Both of these sides of him are showcased on The Ruler. It includes material from the early 70’s and his debut album All I Have is Love up until the 90’s and his momentous collaboration with producer Augustus “Gussie” Clarke.
During these years Gregory Isaacs managed to work with several of the most acclaimed Jamaican producers and musicians. But he has also made a considerable amount of crucial self-productions. The Ruler includes both, which makes this compilation a thorough and worthwhile summary of Gregory Isaacs’ legacy.
Gregory Isaacs – who passed away last year – is one of the greatest voices in reggae music ever. Always relaxed, laid-back and almost nonchalant in his tone. It is for a reason why he went by the name The Cool Ruler, which was also the title of one of his self-produced albums in the 70’s.
Saxophonist and producer Dean Fraser was a friend of Gregory Isaacs and he is also the producer behind the Gregory Isaacs tribute album We Remember Gregory Isaacs.
This double album has 16 contemporary reggae artists paying tribute to Gregory Isaacs’ on one disc and Dean Fraser going wild with his saxophone on the other.
Most of the artists on this compilation weren’t born when these beautiful songs were originally recorded in the 70’s and the 80’s. But that doesn’t really matter. Because this set doesn’t want to imitate the original versions. This is contemporary and polished one drop reggae.
That’s the main problem – too smooth versions of mostly Gregory Isaacs’ lovers rock efforts. We Remember Gregory Isaacs could have been a little rougher around the edges.
Busy Signal’s version of Hard Drugs is the strongest cut. It’s not up-tempo, but it has a certain energy that the whole album could have needed.
The best Gregory Isaacs tribute so far is the Irie Ites-production Oh What a Story on a relick of the Soon Forward riddim.
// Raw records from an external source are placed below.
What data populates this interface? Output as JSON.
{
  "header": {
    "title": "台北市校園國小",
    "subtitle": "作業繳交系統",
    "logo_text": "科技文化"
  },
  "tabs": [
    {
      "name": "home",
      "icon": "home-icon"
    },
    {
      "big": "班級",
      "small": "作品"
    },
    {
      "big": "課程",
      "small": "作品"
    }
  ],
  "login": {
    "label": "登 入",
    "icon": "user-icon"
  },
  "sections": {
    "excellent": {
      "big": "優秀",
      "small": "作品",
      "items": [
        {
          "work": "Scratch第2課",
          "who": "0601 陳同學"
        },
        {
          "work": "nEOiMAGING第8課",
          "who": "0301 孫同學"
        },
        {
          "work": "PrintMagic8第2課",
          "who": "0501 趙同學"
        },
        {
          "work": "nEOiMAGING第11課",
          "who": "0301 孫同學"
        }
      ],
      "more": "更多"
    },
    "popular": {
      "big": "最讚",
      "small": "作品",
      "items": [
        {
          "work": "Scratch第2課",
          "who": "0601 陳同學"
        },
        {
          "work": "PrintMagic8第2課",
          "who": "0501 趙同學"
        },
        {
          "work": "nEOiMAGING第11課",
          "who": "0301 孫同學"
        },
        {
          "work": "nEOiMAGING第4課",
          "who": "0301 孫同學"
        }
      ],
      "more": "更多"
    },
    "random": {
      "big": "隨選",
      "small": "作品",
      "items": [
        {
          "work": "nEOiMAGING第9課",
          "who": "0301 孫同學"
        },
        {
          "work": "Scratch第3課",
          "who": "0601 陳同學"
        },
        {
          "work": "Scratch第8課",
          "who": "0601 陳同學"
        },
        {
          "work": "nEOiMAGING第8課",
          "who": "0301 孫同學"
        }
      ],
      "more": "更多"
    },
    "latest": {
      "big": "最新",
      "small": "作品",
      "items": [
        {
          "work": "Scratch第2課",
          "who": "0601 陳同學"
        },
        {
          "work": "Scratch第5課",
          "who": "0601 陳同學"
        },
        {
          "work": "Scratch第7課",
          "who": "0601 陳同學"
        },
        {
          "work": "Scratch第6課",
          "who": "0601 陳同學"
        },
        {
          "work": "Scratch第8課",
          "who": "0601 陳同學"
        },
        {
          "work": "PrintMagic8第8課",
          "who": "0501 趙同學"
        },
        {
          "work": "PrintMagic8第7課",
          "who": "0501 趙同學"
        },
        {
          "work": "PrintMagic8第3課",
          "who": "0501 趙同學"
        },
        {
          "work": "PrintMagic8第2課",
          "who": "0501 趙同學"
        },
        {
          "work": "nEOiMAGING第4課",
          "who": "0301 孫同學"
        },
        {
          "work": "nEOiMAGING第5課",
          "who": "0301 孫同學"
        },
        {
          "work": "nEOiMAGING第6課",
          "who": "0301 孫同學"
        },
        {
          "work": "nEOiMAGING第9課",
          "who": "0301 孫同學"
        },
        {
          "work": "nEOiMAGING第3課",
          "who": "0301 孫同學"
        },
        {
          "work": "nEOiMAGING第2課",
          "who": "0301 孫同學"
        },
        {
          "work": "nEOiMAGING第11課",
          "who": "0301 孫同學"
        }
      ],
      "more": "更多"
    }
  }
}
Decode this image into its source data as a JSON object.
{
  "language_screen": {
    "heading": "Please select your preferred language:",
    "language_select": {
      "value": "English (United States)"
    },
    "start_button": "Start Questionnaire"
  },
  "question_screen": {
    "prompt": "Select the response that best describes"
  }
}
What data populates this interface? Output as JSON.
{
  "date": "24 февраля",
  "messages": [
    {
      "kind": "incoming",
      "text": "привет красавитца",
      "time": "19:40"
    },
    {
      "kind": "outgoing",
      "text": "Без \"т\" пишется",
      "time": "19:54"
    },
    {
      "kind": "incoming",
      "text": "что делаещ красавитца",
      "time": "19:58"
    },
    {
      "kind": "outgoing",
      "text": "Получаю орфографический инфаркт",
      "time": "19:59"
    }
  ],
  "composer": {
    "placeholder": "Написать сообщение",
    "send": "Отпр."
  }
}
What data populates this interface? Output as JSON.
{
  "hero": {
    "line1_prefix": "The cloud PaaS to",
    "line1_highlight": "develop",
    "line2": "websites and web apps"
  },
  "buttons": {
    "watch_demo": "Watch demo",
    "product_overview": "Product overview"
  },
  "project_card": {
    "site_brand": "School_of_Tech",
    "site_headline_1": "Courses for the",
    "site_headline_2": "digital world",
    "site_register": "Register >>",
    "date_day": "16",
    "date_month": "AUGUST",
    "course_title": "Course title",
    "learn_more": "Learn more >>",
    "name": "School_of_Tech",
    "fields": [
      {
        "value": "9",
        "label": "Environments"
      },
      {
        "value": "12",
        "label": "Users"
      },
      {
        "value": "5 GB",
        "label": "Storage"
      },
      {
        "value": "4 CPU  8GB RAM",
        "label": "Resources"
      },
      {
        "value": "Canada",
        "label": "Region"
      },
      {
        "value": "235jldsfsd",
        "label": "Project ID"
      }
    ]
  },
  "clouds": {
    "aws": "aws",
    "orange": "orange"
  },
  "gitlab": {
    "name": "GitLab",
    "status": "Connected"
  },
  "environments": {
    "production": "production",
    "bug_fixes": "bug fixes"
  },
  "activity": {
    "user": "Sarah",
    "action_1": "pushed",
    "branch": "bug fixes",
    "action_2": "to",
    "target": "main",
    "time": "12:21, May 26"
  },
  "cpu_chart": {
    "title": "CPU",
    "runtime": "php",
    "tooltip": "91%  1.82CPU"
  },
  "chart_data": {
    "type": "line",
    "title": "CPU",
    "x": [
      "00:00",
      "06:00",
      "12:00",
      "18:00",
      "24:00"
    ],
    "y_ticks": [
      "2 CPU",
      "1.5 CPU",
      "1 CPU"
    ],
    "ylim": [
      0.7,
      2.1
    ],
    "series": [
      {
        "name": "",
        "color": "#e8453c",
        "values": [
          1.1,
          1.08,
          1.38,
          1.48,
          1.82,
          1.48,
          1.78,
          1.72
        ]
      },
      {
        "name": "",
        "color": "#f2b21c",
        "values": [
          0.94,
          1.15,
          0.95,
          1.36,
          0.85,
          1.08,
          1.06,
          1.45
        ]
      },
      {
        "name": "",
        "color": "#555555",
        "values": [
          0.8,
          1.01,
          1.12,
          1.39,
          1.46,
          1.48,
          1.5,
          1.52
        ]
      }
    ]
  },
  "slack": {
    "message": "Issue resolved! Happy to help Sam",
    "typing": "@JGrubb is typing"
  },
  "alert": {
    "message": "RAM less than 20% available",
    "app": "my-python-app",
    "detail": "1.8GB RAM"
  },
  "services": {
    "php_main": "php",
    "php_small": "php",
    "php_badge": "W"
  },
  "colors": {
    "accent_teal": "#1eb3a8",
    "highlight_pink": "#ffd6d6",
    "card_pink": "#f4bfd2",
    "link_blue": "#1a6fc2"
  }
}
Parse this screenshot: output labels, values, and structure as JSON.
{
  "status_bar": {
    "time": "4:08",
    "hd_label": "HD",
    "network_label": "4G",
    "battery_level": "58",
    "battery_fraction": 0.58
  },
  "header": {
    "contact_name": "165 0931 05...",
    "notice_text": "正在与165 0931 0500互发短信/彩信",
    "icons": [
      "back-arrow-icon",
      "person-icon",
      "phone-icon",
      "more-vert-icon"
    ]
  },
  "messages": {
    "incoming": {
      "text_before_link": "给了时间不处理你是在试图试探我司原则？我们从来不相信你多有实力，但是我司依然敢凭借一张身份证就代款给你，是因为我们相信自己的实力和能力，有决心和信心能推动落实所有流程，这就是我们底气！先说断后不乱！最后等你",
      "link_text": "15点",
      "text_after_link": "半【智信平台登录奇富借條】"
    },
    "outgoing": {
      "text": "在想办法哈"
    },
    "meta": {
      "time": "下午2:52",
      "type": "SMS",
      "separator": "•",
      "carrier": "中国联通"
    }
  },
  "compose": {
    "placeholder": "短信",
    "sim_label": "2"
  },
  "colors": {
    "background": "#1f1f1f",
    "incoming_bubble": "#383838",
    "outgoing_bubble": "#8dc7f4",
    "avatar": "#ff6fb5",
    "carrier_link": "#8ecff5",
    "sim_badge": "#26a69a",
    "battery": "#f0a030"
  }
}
The Tamlins, Naggo Morris, Trinity and Dillinger sings and deejays in fine style.